TASK TO COMPLETE: Write out each line of the records that has "program" in it.

DATASET EXCERPTS:
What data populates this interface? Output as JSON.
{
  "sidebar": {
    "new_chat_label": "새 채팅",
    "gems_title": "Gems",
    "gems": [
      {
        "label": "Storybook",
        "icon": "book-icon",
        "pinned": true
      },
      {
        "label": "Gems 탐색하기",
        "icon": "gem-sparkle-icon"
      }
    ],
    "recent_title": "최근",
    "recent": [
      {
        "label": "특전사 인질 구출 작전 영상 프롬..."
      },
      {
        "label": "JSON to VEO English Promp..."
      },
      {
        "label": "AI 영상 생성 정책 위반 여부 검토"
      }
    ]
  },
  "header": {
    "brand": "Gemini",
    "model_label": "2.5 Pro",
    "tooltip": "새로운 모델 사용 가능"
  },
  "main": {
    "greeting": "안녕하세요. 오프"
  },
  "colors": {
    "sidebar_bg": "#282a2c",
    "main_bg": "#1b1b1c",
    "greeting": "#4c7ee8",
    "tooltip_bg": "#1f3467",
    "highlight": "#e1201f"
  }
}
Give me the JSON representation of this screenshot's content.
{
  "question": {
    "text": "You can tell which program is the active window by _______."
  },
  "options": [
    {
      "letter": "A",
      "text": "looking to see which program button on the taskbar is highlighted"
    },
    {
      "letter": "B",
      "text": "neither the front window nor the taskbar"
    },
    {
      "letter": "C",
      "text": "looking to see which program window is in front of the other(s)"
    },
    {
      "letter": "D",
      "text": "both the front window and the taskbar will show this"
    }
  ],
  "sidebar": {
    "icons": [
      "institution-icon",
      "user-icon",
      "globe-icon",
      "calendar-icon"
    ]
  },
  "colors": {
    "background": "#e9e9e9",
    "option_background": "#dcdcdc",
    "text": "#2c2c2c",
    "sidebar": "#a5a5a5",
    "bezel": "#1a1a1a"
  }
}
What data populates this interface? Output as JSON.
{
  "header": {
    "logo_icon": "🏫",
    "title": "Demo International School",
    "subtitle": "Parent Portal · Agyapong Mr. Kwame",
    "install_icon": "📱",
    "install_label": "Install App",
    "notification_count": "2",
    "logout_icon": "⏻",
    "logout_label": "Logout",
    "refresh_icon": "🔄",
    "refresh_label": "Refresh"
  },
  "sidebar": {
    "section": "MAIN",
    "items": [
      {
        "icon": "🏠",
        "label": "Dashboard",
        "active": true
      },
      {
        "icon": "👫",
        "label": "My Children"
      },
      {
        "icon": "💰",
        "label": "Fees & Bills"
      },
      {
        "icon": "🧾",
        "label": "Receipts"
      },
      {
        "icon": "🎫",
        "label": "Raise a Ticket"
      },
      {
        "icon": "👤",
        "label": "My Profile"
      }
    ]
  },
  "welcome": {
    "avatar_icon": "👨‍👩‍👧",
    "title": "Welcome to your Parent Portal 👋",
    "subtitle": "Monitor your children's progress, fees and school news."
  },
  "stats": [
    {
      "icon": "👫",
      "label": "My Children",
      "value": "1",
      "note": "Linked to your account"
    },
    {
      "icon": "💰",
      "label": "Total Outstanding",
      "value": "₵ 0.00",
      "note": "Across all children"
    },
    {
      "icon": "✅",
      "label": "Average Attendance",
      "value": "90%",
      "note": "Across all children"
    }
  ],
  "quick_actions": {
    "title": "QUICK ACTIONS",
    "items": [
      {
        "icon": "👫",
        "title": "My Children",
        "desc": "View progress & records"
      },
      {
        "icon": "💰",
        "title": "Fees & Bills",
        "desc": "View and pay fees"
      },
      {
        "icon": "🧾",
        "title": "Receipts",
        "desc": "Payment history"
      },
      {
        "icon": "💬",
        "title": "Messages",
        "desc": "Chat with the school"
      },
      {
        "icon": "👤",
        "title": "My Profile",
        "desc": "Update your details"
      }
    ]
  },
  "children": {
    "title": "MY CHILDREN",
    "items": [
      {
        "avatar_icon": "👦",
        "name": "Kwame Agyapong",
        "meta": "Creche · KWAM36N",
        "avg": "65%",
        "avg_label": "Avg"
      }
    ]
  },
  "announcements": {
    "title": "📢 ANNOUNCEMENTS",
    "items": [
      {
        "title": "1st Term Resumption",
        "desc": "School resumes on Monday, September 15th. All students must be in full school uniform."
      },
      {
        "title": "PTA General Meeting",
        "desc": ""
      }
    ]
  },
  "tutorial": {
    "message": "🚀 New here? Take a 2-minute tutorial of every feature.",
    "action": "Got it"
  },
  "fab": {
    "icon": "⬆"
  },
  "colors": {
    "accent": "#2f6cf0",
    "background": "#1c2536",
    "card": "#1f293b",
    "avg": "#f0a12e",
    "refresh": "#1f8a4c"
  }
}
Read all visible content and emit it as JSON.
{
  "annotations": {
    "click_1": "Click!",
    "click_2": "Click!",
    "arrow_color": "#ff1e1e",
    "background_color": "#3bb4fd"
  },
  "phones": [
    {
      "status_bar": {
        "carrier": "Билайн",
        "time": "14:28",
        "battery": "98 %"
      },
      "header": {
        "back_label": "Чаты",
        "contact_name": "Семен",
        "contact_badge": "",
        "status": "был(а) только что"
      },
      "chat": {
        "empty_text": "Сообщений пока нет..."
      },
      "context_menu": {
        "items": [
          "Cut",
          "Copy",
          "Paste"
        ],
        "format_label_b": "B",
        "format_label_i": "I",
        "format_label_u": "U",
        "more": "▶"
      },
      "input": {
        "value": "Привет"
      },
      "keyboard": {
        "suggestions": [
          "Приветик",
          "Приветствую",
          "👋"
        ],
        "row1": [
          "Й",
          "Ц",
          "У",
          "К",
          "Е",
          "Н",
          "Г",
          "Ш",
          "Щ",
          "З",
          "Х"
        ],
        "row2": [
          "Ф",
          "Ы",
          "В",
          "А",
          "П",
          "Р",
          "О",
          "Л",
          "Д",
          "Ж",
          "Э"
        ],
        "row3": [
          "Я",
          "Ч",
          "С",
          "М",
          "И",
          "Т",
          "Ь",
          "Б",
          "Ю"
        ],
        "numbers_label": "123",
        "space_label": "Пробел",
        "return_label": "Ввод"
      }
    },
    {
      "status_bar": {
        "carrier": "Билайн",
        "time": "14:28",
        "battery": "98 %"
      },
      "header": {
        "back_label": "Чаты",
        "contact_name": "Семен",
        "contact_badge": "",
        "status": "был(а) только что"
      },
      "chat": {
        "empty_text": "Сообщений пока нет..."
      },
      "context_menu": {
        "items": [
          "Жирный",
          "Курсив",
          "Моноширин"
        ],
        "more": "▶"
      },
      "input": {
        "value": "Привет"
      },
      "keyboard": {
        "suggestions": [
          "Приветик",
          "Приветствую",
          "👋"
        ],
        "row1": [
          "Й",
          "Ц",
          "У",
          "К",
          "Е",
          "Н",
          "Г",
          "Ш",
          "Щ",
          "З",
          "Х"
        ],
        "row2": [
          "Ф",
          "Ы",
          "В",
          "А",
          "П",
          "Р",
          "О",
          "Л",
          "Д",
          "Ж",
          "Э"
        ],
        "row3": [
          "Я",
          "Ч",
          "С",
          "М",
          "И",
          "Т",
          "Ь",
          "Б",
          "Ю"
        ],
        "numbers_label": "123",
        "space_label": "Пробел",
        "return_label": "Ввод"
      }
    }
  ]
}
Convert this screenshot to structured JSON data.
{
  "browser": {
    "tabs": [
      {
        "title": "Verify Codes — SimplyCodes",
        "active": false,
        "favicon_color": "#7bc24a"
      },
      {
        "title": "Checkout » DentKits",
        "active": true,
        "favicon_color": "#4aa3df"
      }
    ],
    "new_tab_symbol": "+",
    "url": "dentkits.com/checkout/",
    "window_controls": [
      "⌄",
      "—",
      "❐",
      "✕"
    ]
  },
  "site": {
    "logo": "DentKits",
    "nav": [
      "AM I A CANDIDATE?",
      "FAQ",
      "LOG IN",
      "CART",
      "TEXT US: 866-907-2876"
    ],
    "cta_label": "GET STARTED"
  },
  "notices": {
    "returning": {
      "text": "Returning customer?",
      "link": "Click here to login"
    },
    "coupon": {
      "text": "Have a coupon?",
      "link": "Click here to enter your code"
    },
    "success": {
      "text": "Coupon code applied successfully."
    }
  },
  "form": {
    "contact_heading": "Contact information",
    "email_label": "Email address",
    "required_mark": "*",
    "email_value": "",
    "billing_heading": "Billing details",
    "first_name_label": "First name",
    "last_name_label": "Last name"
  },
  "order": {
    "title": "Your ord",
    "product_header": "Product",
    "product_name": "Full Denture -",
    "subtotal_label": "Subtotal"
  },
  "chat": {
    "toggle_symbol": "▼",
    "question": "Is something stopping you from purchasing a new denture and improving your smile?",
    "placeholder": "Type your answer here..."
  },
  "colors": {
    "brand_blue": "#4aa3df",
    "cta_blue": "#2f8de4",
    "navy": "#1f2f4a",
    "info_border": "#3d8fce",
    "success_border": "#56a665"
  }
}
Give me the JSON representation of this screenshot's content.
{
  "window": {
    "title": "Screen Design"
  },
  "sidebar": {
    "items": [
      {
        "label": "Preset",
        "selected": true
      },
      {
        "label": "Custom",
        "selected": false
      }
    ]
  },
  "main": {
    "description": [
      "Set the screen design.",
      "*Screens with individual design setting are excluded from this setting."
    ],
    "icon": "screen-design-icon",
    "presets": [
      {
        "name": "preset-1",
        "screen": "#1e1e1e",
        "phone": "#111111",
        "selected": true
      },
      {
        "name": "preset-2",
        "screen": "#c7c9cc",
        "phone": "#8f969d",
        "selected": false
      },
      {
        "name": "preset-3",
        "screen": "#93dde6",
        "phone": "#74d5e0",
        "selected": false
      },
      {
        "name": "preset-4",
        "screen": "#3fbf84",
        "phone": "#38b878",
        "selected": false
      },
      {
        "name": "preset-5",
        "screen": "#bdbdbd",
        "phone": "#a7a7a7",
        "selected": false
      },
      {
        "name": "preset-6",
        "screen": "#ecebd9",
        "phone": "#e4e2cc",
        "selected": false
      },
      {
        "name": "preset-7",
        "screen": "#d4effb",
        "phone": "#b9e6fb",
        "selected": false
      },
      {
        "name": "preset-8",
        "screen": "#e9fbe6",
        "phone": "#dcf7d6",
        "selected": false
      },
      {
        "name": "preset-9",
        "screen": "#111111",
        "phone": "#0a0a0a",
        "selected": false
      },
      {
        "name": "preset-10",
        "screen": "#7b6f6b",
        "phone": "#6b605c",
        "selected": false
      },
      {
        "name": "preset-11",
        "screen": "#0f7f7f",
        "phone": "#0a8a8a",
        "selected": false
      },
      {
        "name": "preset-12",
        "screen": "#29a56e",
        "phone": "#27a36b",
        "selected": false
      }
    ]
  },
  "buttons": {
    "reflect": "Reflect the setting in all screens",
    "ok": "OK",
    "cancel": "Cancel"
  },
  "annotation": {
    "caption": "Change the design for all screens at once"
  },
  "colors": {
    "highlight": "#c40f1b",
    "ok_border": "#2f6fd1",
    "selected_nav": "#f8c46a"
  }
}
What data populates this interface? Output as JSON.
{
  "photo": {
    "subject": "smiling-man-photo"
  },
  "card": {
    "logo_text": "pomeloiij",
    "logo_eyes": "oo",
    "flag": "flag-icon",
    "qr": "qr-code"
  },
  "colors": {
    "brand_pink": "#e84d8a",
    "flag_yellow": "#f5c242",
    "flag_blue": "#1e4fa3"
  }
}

RESPONSE TO THE TASK:
    "text": "You can tell which program is the active window by _______."
      "text": "looking to see which program button on the taskbar is highlighted"
      "text": "looking to see which program window is in front of the other(s)"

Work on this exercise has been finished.